Shielding the vulnerable using a risk calculator, and why it won't be enough
In recent weeks, there have been controversial proposals to ask older, more vulnerable adults to isolate from society, while younger adults build herd immunity to COVID-19. These strategies have been criticized by leading figures as "practically impossible" and "unethical." Yet calls for shielding from COVID "stratified by risk" persist.
A new high-quality algorithm to predict people's risk of catching and dying from COVID-19, published in the BMJ, may add credence to these proposals. This algorithm could be useful for enhancing shielding support measures for high-risk individuals through furlough schemes or GP advice. But the predictions won't be as accurate if lower-risk adults, assuming they are safe, are less cautious and increase their risk of catching COVID. Given how quickly coronavirus can spread, an algorithm-based approach that asks young people to risk getting sick could make the A-level results algorithm look like a success.
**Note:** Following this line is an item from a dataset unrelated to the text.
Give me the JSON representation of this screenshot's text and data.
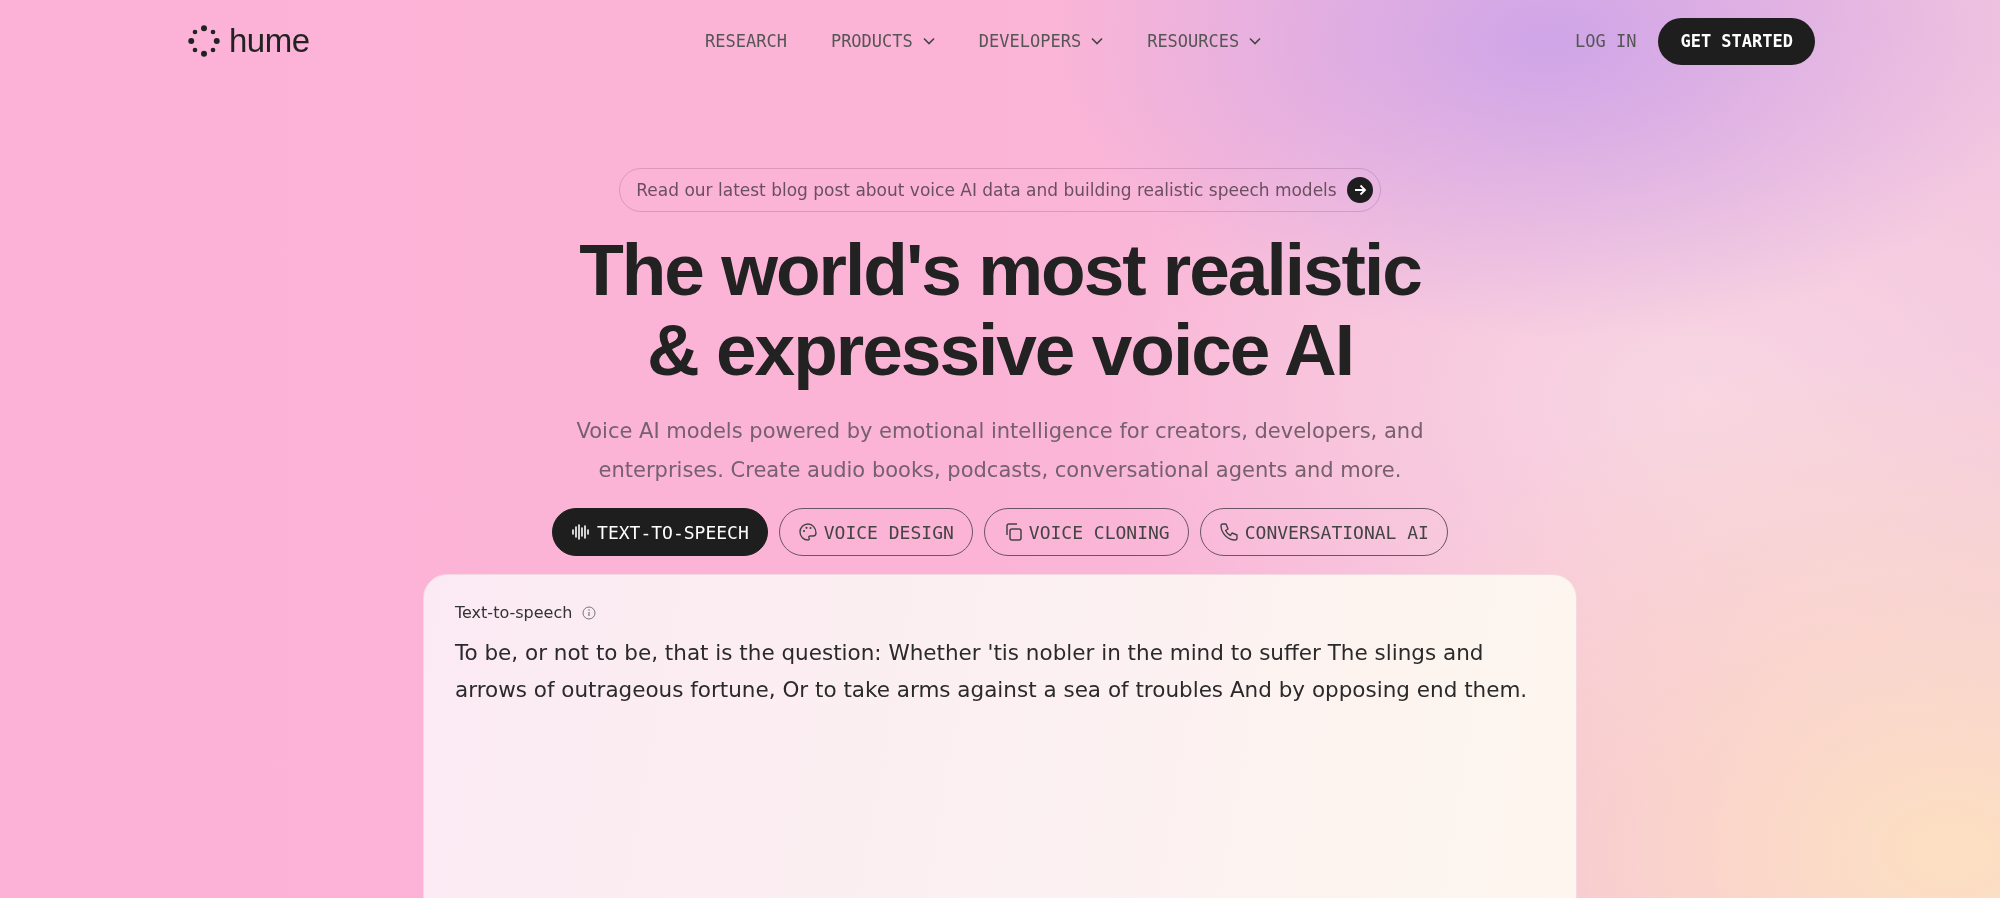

To properly inform someone that they are at a "low risk" from COVID, we would need better information on exactly what they are at a low risk of. While the algorithm can predict risk of hospitalization and death from the disease, we can't yet adequately predict the risk of long-term health effects, known as "long COVID."
Long COVID is poorly understood, but reports of it causing debilitating fatigue, brain fog or shortness of breath for months in young, healthy people with milder cases suggest that it is an outcome that shouldn't be ignored.
Lower risk doesn't mean low risk. Deciding who is at an acceptably low risk—and how many of us this would amount to—will be complex. While most COVID deaths were concentrated in older adults or those with health conditions, half of the admissions to critical care due to COVID were in adults aged under 60 years. Therefore, we may need to shield a considerable proportion of the working population. Many employees will want to decide for themselves whether the risk is acceptable to them, and they may struggle to say no to a boss who wants them back at work.
With infectious disease, the main issue isn't necessarily individual risk, it's group risk. Many young people live in multigenerational households, and their main desire may be not to pass it on to more vulnerable loved ones. While rises in infections often start in the young, they quickly pass on to older groups.
Separating households for months isn't a workable solution, especially for families with informal caring responsibilities—and employers may be hesitant to allow low-risk workers who live with high-risk adults to work from home.
Although shielding advice can be helpful, it may not be enough to protect higher-risk people if we were to encourage or accept a higher level of infections in younger populations. The algorithm's predictions, trained using data when shielding and precautions were in place, show that groups advised to shield remained at a massively disproportionate risk of death.
A further difficulty for shielding strategies could be providing safe medical care for their other health conditions. People receiving chemotherapy may be classed as high risk from COVID but would need to reduce their shielding in order to continue to receive treatment.
Although every effort is being made to make hospitals COVID-free, increased incidence in younger populations, including doctors, nurses, carers and taxi drivers, would make attendance for medical treatments riskier.
Structural inequalities and racism will affect who is able to work from home, take sick leave, rely on public transport and live in crowded households. These all put working-class and minority ethnic individuals at a greater risk from COVID-19.
The desire to reduce these discrepancies probably led to the inclusion of ethnicity and deprivation indicators into the algorithms. However, using an algorithm to selectively exclude people from society and workplaces based on race, age, deprivation or health conditions, isn't an equitable solution. Particularly if those who are most likely to be asked to isolate live in cramped households.
With a recession looming, already marginalized workers could risk losing their jobs, training or promotions based on their postcode and ethnicity.
Asking vulnerable adults to shoulder the burden of the pandemic, in fearful isolation for an unknown period, would undermine core principles of public health. Isolating everybody indefinitely or having repeated lockdowns do not sound like appealing solutions either. The UK is already in a second lockdown and if it doesn't get infections low enough to fit on an Excel spreadsheet, it could be facing a third.
Difficult decisions lie ahead on whether we need to pursue a more aggressive suppression strategy in order to reopen more fully.